State Rep. Bill Sims, the first openly gay person elected in the state, proposed the bill that will make the practice illegal. “I don’t know a single LGBT person that hasn’t been touched by conversion therapy in some way or another,” he said.
With Pennsylvania’s announcement, LGBTQ activists hope more states will soon follow suit. As of now, five states (Oregon, California, Illinois, Vermont, and New Jersey) and the District of Columbia have officially banned conversion therapy for minors. However, this ban is not at the federal level, so each state has to pass a ban of its own. Some cities, such as Pittsburgh, Miami, Cincinnati, and Seattle, have also recently banned the practice.
These therapies often masquerade as spaces where people who are “confused” about their orientation or identity can gain advice or guidance, but when an anti-LGBTQ agenda is at the forefront, the experience can be devastating for the individual. While youth are often the target of conversion therapy, conversion therapy aimed at LGBTQ adults exists as well.
While Vice President Mike Pence’s team now claims he never supported LGBTQ conversion therapy, documents dating back to 2000 show that as a congressman he was for funding those who want to “change” their sexual behavior. This has made many in the queer community fearful of losing their rights under the current administration and hoping that more states follow Pennsylvania’s suit.
Marissa Higgins is the editor of Green Matters.
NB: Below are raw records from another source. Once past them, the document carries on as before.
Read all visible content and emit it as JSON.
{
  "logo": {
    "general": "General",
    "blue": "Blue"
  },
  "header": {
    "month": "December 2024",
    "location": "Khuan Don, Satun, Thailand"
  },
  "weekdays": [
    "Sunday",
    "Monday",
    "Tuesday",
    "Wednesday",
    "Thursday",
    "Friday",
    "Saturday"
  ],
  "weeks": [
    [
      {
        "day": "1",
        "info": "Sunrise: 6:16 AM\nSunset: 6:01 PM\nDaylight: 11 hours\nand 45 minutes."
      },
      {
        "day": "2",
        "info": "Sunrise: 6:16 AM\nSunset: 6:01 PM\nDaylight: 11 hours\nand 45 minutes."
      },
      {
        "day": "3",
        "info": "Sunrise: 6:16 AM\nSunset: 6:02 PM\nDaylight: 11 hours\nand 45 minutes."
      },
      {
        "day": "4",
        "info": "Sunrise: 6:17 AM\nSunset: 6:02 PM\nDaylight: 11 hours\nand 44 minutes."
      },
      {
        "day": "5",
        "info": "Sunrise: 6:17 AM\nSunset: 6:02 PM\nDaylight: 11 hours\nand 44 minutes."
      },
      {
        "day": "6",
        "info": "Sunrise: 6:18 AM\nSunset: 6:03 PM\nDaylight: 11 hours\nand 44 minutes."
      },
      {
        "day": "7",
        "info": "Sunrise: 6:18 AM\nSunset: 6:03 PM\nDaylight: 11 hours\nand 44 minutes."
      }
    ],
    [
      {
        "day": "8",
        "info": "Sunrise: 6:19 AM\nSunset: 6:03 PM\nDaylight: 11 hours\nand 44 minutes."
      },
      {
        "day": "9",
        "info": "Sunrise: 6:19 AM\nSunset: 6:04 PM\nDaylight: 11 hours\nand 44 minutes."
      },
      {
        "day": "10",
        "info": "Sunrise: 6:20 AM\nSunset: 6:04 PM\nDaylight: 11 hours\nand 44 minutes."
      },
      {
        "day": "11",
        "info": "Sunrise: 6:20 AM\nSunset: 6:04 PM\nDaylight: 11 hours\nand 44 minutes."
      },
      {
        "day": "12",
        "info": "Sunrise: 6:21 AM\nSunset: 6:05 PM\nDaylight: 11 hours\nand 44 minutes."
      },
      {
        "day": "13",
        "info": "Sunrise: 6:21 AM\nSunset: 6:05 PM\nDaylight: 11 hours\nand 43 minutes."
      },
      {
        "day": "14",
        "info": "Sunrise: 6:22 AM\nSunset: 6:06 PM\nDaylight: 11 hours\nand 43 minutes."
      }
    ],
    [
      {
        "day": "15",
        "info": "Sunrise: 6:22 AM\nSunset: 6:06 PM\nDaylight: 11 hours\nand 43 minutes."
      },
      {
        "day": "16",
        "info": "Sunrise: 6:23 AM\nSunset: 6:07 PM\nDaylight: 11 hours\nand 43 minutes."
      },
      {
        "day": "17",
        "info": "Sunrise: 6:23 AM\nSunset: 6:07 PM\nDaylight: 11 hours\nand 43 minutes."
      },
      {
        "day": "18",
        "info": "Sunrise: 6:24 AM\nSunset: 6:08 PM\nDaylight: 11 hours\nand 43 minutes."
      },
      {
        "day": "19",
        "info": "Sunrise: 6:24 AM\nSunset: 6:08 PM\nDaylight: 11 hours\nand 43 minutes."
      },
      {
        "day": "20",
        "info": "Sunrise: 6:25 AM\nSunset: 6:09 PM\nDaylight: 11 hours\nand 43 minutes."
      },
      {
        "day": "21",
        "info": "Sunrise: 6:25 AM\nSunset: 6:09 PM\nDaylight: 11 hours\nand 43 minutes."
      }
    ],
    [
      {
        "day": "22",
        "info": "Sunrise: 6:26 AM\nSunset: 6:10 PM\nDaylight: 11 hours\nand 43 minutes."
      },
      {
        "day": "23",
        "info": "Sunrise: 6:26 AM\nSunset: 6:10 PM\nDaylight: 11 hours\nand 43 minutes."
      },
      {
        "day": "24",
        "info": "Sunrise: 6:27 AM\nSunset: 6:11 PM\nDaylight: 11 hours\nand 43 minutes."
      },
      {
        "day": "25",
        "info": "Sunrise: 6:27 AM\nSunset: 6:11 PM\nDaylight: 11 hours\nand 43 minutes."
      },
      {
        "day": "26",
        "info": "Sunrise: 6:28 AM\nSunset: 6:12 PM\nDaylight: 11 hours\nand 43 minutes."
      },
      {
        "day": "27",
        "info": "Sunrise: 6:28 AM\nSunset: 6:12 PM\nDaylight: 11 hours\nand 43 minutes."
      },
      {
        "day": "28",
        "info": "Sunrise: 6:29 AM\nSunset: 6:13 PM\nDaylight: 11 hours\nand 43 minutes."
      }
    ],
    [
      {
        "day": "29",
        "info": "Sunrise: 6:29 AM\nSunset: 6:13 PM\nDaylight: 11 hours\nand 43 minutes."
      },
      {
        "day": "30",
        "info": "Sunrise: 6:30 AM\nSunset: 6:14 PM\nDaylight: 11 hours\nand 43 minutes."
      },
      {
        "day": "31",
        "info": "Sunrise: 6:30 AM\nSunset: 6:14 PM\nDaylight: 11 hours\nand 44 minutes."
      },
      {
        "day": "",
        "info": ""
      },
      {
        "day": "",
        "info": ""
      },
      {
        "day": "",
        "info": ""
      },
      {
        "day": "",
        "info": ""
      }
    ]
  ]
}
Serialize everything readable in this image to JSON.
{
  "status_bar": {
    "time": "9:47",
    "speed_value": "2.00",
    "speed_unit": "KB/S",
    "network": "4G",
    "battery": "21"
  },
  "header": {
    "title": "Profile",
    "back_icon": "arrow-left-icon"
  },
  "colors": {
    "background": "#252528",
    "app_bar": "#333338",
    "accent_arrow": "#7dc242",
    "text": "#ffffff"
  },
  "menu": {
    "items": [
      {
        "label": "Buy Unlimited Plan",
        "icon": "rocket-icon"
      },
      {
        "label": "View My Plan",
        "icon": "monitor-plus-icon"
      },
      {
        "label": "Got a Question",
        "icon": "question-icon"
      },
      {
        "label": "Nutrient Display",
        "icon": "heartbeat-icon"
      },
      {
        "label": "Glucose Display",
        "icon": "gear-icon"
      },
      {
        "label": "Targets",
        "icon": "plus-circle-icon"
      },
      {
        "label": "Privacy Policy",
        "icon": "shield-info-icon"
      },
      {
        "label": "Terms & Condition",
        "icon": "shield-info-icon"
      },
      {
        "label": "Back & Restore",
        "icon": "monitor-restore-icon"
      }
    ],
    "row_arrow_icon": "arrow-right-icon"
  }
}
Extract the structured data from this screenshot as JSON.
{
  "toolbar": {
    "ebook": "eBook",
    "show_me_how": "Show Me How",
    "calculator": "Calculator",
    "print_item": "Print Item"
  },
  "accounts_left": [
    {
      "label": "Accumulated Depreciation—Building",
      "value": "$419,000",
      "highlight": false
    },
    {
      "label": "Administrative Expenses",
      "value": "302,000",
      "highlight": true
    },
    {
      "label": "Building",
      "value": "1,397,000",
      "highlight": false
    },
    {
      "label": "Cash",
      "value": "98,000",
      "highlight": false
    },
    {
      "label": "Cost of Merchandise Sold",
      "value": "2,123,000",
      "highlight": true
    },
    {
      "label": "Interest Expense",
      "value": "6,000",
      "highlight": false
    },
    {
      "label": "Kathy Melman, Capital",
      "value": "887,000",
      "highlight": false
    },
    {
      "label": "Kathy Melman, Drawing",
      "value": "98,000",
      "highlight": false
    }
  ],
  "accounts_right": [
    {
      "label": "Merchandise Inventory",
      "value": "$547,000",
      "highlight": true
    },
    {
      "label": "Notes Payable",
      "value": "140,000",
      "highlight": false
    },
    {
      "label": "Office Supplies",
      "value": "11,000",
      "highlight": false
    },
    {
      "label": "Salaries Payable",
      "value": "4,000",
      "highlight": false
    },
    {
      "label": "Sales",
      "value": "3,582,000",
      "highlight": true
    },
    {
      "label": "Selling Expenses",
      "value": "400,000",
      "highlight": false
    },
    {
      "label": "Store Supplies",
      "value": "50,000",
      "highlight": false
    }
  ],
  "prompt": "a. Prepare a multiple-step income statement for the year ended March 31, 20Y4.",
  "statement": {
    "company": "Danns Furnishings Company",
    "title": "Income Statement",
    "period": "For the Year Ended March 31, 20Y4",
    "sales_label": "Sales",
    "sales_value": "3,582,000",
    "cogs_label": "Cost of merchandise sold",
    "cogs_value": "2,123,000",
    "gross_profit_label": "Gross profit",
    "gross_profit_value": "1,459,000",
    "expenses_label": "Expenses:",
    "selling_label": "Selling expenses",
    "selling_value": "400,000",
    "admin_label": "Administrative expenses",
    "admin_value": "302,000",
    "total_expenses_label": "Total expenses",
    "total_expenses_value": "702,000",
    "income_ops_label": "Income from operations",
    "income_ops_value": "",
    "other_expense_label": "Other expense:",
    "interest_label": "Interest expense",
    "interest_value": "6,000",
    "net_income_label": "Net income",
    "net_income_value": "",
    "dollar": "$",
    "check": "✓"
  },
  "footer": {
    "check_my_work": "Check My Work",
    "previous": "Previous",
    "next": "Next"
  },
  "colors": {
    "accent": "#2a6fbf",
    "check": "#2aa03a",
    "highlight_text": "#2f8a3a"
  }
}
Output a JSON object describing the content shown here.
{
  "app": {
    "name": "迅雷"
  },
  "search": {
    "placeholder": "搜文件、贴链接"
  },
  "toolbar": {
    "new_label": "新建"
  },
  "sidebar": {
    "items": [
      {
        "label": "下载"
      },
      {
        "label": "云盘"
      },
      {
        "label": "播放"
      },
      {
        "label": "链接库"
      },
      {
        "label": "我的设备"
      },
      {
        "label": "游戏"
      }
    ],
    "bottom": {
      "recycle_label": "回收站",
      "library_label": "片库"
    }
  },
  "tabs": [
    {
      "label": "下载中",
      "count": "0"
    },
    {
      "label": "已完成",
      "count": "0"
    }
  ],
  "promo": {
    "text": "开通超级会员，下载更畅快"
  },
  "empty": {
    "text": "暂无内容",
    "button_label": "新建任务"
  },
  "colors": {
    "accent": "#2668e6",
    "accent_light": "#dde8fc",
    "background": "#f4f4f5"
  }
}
Her work has appeared in the Washington Post, Slate, Salon, NPR, and elsewhere.